The Environmental Impact of Solid Domestic Waste Incineration: Separating Fact from Fiction

When it comes to solid domestic waste incineration, there are many misconceptions about its environmental impact. In this article, we will explore the facts and separate them from the fiction surrounding this controversial topic.

Fact 1: Air Pollution

One of the biggest concerns surrounding waste incineration is the release of air pollutants. While it is true that incineration can release pollutants such as dioxins and heavy metals, modern incineration plants are equipped with advanced emission control technologies that significantly reduce these emissions.
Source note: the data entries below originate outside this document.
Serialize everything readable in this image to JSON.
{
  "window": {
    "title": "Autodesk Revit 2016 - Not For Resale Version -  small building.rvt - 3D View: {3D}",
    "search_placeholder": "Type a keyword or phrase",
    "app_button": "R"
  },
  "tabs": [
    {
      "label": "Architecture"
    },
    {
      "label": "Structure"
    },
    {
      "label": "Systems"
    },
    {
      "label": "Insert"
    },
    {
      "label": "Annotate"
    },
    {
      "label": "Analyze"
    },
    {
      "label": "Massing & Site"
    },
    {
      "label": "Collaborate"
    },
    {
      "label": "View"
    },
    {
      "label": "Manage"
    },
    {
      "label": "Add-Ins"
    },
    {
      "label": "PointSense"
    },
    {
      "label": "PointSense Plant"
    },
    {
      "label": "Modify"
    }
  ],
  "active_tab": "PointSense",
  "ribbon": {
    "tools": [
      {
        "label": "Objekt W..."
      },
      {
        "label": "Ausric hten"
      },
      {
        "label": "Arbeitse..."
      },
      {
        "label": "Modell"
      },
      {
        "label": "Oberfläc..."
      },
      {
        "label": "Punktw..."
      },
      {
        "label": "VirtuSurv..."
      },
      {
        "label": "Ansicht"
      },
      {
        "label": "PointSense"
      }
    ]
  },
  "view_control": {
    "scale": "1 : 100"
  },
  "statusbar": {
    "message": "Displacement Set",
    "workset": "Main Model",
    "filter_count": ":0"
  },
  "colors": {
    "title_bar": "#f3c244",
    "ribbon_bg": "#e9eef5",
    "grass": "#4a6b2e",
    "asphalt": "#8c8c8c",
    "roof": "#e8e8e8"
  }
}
In fact, studies have shown that the air emissions from incineration are often lower than those from other waste management methods such as landfilling.
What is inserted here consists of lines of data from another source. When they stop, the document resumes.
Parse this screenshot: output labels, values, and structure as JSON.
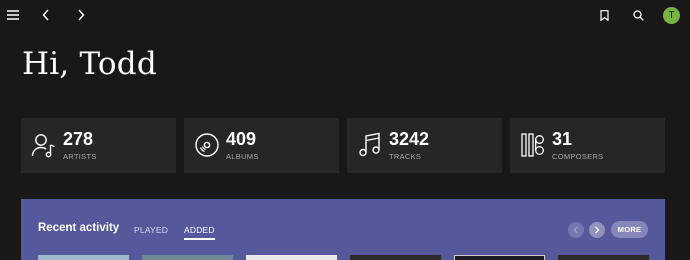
{
  "nav": {
    "menu_icon": "hamburger-icon",
    "back_icon": "chevron-left-icon",
    "forward_icon": "chevron-right-icon",
    "bookmark_icon": "bookmark-icon",
    "search_icon": "search-icon",
    "avatar_initial": "T",
    "avatar_color": "#7bb342"
  },
  "greeting": "Hi, Todd",
  "stats": [
    {
      "value": "278",
      "label": "ARTISTS",
      "icon": "artist-icon"
    },
    {
      "value": "409",
      "label": "ALBUMS",
      "icon": "album-disc-icon"
    },
    {
      "value": "3242",
      "label": "TRACKS",
      "icon": "music-note-icon"
    },
    {
      "value": "31",
      "label": "COMPOSERS",
      "icon": "composer-icon"
    }
  ],
  "activity": {
    "title": "Recent activity",
    "tabs": [
      {
        "label": "PLAYED",
        "active": false
      },
      {
        "label": "ADDED",
        "active": true
      }
    ],
    "more_label": "MORE",
    "background": "#55599c",
    "thumbnail_colors": [
      "#9fb7cc",
      "#6f8796",
      "#e9e9e9",
      "#2a2a2a",
      "#1c1c22",
      "#2b2b2b"
    ]
  }
}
Fact 2: Greenhouse Gas Emissions

Some believe that incineration contributes to greenhouse gas emissions and climate change. While it is true that incineration releases carbon dioxide, it is important to consider the bigger picture. Landfills also emit methane, a potent greenhouse gas, as waste decomposes. By diverting waste from landfills to incineration plants, we can actually reduce overall greenhouse gas emissions.

Fact 3: Resource Recovery
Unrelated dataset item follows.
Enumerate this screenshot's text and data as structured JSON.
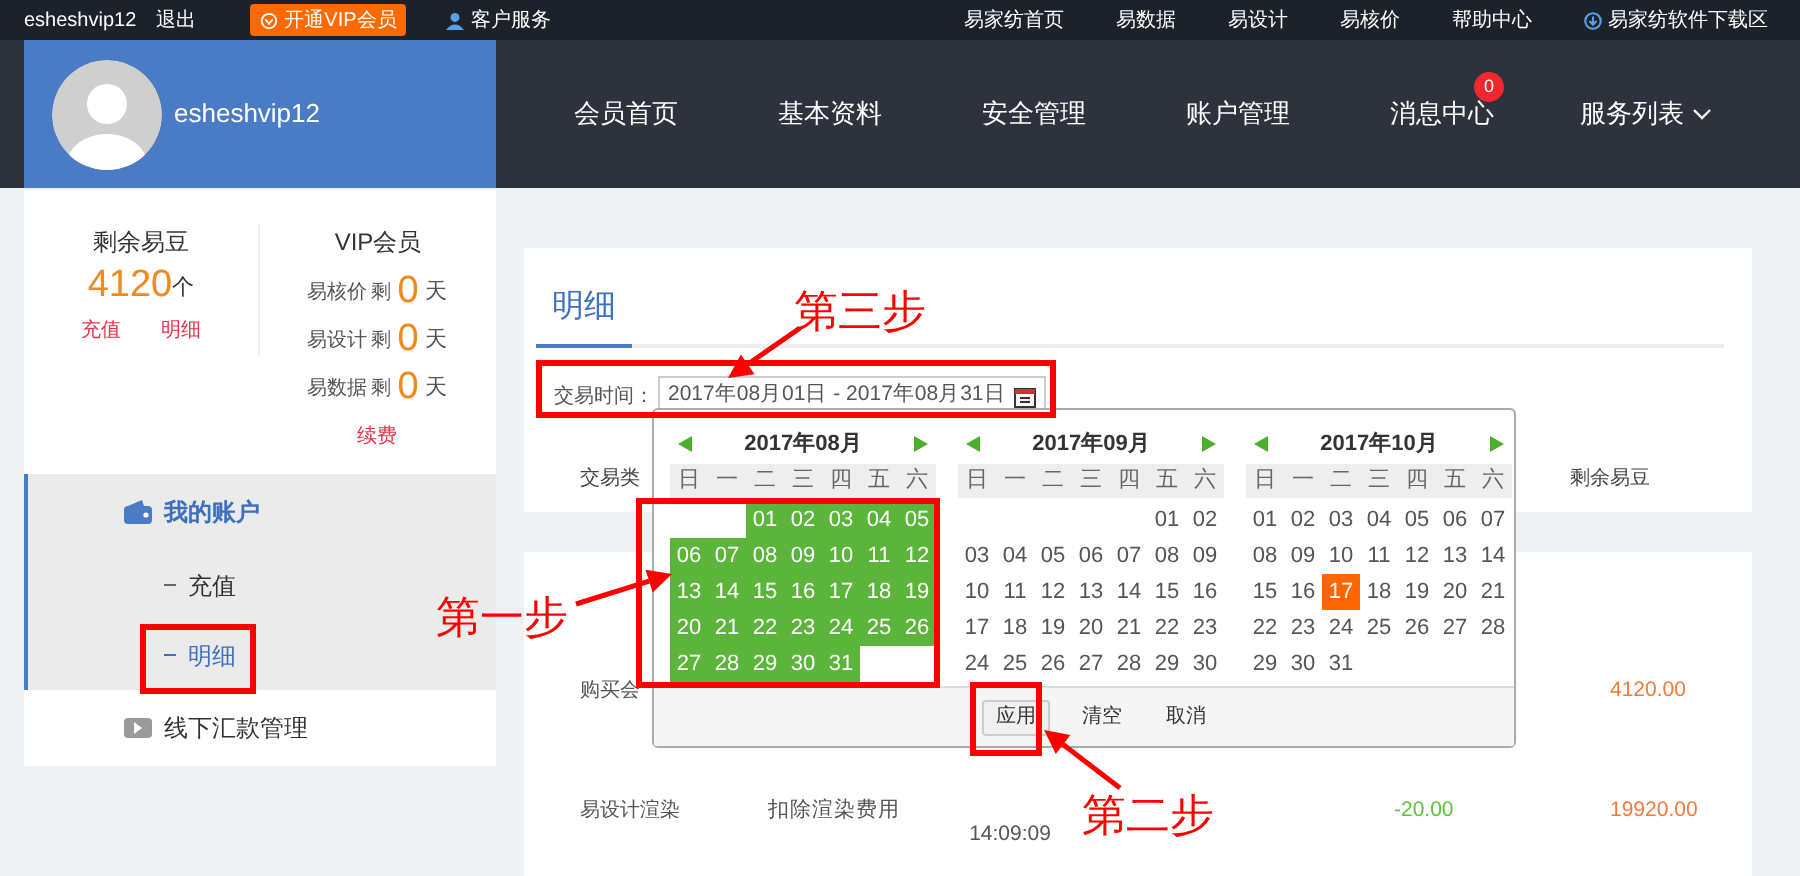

Another important aspect to consider is the potential for resource recovery through waste incineration. Modern incineration plants are able to capture and reuse metals and other valuable materials from the waste stream, reducing the need for virgin materials and decreasing the environmental impact of resource extraction.

Fact 4: Land Use

Landfills require large tracts of land for waste disposal, often encroaching on natural habitats and causing pollution of soil and water. In contrast, incineration plants have a much smaller footprint and can be located in urban areas, reducing the need for transportation of waste over long distances.

Fact 5: Public Health

Many opponents of incineration cite concerns about public health effects from emissions. However, numerous studies have shown that the health risks associated with modern waste incineration are minimal, especially when compared to the health risks associated with landfilling and the release of methane and other pollutants.

In conclusion, solid domestic waste incineration, when done properly with state-of-the-art technology and strict emission controls, can have a minimal environmental impact and can actually offer a more sustainable waste management solution compared to traditional landfilling. By separating fact from fiction, we can make informed decisions about how to best manage our solid waste and protect the environment for future generations.